Beginnings of Goulburn in 1823 

18 December 1935 Goulburn Evening Penny Post 

"Native" writes: "In the year 1823 or just a year before, the Hume-Hovell expedition passed through Goulburn Plains, two houses stood on the present site of the old township of Goulburn.

One of those houses stood opposite the old Church of England Cemetery.

Between where the Passionist Fathers' monastery now stands and the old C. of E. Cemetery stood the homestead in the same year of Lawler and Kearn's stock station. 

"By the year 1932 the settlement had increased to a few wooden buildings.

In that year Sir Richard Bourke laid out the new township of Goulburn.

In that year also stood on the east side of the settlement the first post office erected in Goulburn across the Mulwaree, and Goulburn's first court house was in a paddock which afterwards, I believe, came to be known as Payten's paddock.

Here also, or near at hand, was the first public pound, erected in Goulburn in 1826, and where later on the great Southern Road then passed by. 

"In the year 1841 this locality, with the public pound in the centre, was subdivided into small farms, etc., and it was intended at that time for the town to extend further eastward because the surrounding hills provided what was regarded as excellent building sites. 

"The first Post Office stood on the east side of the settlement, and was illuminated on the occasion of Governor Gipps's visit to Goulburn in 1842. 

"The three cemeteries of the old township of Goulburn contain the remains of many of the early settlers who founded the town, builders and others, some of the earliest of the men who built the first buildings in Goulburn, and whose workmanship put into them I was the object of admiration by early governors and others in their visits to Goulburn. 

"In my opinion these cemeteries were in use by the different denominations long before the Government gave them their deeds of grant.

In fact, the burials in one of those cemeteries go back over a century.   
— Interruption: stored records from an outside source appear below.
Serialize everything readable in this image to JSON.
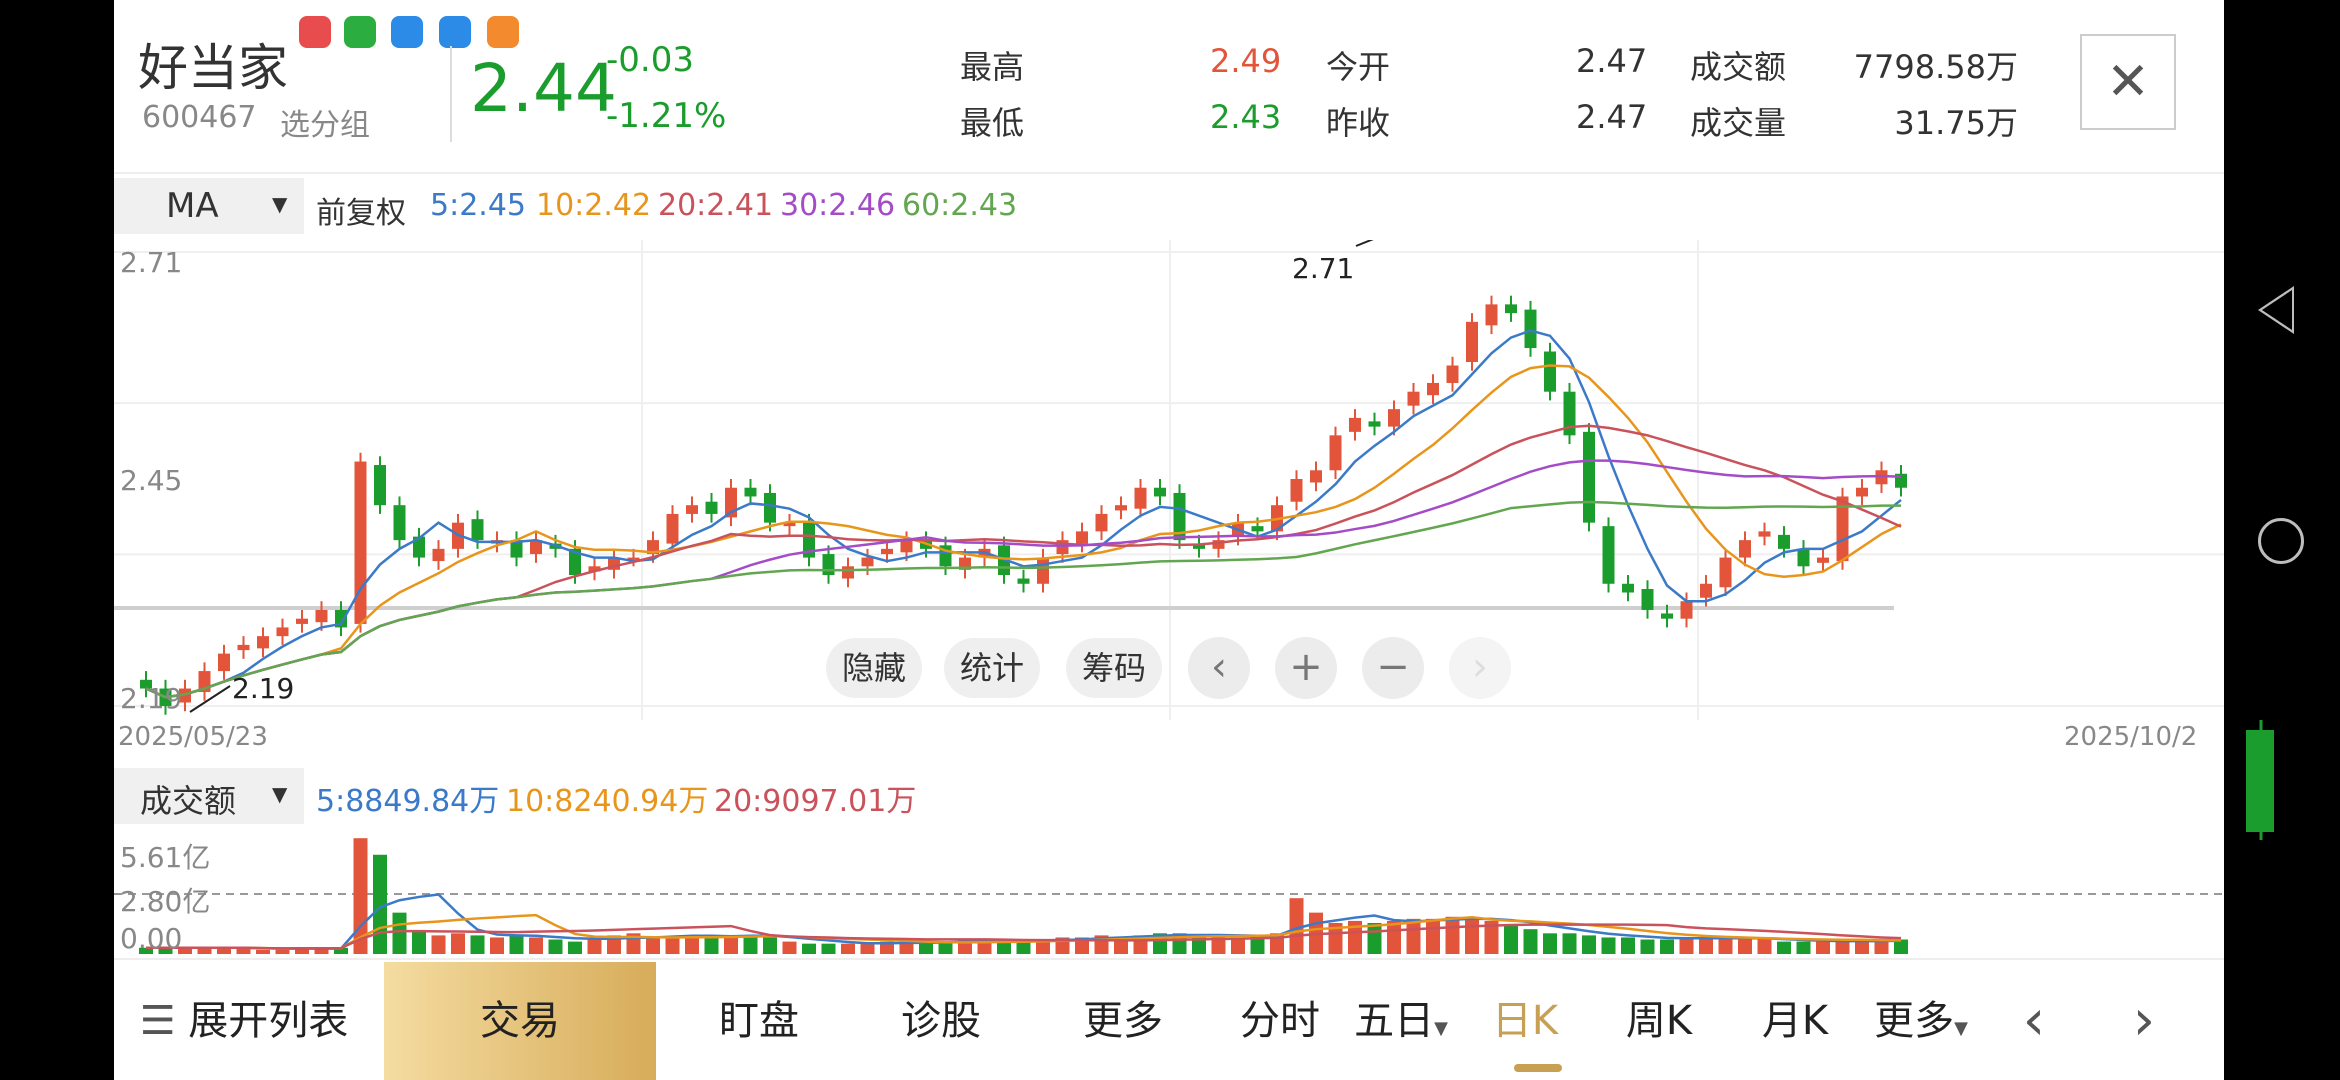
{
  "header": {
    "name": "好当家",
    "code": "600467",
    "group": "选分组",
    "price": "2.44",
    "change": "-0.03",
    "change_pct": "-1.21%",
    "high_label": "最高",
    "high": "2.49",
    "low_label": "最低",
    "low": "2.43",
    "open_label": "今开",
    "open": "2.47",
    "prev_close_label": "昨收",
    "prev_close": "2.47",
    "amount_label": "成交额",
    "amount": "7798.58万",
    "volume_label": "成交量",
    "volume": "31.75万",
    "close_symbol": "✕"
  },
  "indicator": {
    "type": "MA",
    "adjust": "前复权",
    "ma5": "5:2.45",
    "ma10": "10:2.42",
    "ma20": "20:2.41",
    "ma30": "30:2.46",
    "ma60": "60:2.43"
  },
  "chart": {
    "y_top": "2.71",
    "y_mid": "2.45",
    "y_bottom": "2.19",
    "max_annot": "2.71",
    "min_annot": "2.19",
    "date_start": "2025/05/23",
    "date_end": "2025/10/2",
    "buttons": {
      "hide": "隐藏",
      "stats": "统计",
      "chips": "筹码"
    },
    "nav": {
      "prev": "‹",
      "zoom_in": "+",
      "zoom_out": "−",
      "next": "›"
    }
  },
  "volume_panel": {
    "type": "成交额",
    "ma5": "5:8849.84万",
    "ma10": "10:8240.94万",
    "ma20": "20:9097.01万",
    "y_top": "5.61亿",
    "y_mid": "2.80亿",
    "y_bottom": "0.00"
  },
  "tabs": {
    "expand": "展开列表",
    "trade": "交易",
    "watch": "盯盘",
    "diagnose": "诊股",
    "more1": "更多",
    "intraday": "分时",
    "five_day": "五日",
    "daily": "日K",
    "weekly": "周K",
    "monthly": "月K",
    "more2": "更多",
    "left": "‹",
    "right": "›"
  },
  "colors": {
    "up": "#e2553b",
    "down": "#1a9d2c",
    "ma5": "#3b7ac9",
    "ma10": "#e8951c",
    "ma20": "#c9525b",
    "ma30": "#a44cc7",
    "ma60": "#62a650",
    "trade_tab": "#e6c16e"
  },
  "chart_data": {
    "type": "candlestick",
    "date_range": [
      "2025/05/23",
      "2025/10/2"
    ],
    "ylim": [
      2.19,
      2.71
    ],
    "close": [
      2.21,
      2.19,
      2.21,
      2.23,
      2.25,
      2.26,
      2.27,
      2.28,
      2.29,
      2.3,
      2.28,
      2.47,
      2.42,
      2.38,
      2.36,
      2.37,
      2.4,
      2.38,
      2.38,
      2.36,
      2.38,
      2.37,
      2.34,
      2.35,
      2.36,
      2.36,
      2.38,
      2.41,
      2.42,
      2.41,
      2.44,
      2.43,
      2.4,
      2.4,
      2.36,
      2.34,
      2.35,
      2.36,
      2.37,
      2.38,
      2.37,
      2.35,
      2.36,
      2.37,
      2.34,
      2.33,
      2.36,
      2.38,
      2.39,
      2.41,
      2.42,
      2.44,
      2.43,
      2.38,
      2.37,
      2.38,
      2.4,
      2.39,
      2.42,
      2.45,
      2.46,
      2.5,
      2.52,
      2.51,
      2.53,
      2.55,
      2.56,
      2.58,
      2.63,
      2.65,
      2.64,
      2.6,
      2.55,
      2.5,
      2.4,
      2.33,
      2.32,
      2.3,
      2.29,
      2.31,
      2.33,
      2.36,
      2.38,
      2.39,
      2.37,
      2.35,
      2.36,
      2.43,
      2.44,
      2.46,
      2.44
    ]
  },
  "volume_chart_data": {
    "type": "bar",
    "ylim": [
      0,
      5.61
    ],
    "values": [
      0.3,
      0.3,
      0.3,
      0.3,
      0.3,
      0.3,
      0.2,
      0.2,
      0.3,
      0.3,
      0.3,
      5.6,
      4.8,
      2.0,
      1.1,
      0.9,
      1.0,
      0.9,
      0.8,
      0.9,
      0.8,
      0.7,
      0.6,
      0.7,
      0.9,
      1.0,
      0.8,
      0.8,
      0.9,
      0.9,
      0.9,
      0.9,
      0.8,
      0.6,
      0.5,
      0.5,
      0.5,
      0.5,
      0.6,
      0.6,
      0.5,
      0.6,
      0.7,
      0.7,
      0.6,
      0.6,
      0.7,
      0.8,
      0.8,
      0.9,
      0.8,
      0.9,
      1.0,
      1.0,
      0.9,
      0.8,
      0.8,
      0.9,
      1.0,
      2.7,
      2.0,
      1.5,
      1.6,
      1.5,
      1.6,
      1.7,
      1.7,
      1.8,
      1.7,
      1.6,
      1.4,
      1.2,
      1.0,
      1.0,
      0.9,
      0.8,
      0.8,
      0.7,
      0.7,
      0.8,
      0.8,
      0.8,
      0.7,
      0.7,
      0.6,
      0.6,
      0.6,
      0.6,
      0.7,
      0.6,
      0.7
    ]
  }
}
"As far back as 1843 a strong fence was put around the Presbyterian Cemetery at the old township of Goulburn, as a protection against vandals who were rampant at that time.
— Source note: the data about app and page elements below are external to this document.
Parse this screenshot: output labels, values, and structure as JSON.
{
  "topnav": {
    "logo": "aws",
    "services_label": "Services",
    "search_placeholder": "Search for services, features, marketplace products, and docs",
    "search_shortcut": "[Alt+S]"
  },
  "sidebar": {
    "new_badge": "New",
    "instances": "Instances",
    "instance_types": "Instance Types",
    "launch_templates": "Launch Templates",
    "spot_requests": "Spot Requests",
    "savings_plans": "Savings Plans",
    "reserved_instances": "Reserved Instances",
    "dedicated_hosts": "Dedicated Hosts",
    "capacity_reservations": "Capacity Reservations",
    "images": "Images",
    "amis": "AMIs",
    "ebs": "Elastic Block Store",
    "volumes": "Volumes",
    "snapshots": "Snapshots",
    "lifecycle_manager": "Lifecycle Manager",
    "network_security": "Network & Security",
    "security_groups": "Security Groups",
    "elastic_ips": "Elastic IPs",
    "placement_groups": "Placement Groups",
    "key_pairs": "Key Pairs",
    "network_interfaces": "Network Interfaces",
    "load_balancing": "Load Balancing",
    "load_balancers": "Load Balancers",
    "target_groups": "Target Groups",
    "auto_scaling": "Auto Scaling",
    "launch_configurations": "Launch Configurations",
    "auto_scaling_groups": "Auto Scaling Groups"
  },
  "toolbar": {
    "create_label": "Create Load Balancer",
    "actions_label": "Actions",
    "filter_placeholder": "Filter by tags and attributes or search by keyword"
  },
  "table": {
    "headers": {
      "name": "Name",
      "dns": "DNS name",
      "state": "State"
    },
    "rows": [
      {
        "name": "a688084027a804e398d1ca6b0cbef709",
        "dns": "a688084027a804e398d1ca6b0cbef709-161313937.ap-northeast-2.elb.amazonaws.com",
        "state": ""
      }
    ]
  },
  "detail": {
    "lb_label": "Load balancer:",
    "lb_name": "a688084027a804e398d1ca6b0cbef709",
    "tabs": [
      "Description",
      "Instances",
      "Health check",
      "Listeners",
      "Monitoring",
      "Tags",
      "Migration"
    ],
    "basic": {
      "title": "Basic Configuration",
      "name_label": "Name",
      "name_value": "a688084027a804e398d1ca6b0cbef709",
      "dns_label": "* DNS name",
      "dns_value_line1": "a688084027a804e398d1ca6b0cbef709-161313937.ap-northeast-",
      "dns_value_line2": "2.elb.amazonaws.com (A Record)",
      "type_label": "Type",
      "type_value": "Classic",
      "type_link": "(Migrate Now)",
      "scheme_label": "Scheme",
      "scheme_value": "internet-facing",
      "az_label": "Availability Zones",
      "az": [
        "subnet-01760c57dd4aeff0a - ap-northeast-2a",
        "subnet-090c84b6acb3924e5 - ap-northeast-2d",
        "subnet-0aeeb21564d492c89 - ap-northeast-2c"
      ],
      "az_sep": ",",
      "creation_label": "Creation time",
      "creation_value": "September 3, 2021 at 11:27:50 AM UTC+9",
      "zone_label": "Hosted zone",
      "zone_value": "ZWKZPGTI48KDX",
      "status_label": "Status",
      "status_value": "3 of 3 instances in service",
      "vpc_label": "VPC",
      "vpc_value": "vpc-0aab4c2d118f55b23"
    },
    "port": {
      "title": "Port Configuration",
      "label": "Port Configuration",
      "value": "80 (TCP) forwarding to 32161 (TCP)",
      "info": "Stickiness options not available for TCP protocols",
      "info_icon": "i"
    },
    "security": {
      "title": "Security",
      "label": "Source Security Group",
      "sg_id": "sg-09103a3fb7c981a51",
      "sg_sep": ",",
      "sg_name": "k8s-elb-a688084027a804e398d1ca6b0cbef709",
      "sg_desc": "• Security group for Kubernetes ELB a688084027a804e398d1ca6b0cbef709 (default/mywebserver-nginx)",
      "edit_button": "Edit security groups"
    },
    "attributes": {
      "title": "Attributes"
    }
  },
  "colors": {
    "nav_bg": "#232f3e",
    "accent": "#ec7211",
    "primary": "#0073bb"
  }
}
In the old Church of England Cemetery ornamental trees were planted many   years ago, and the old Catholic Cemetery contains the remains of one of the first white men born in Argyle."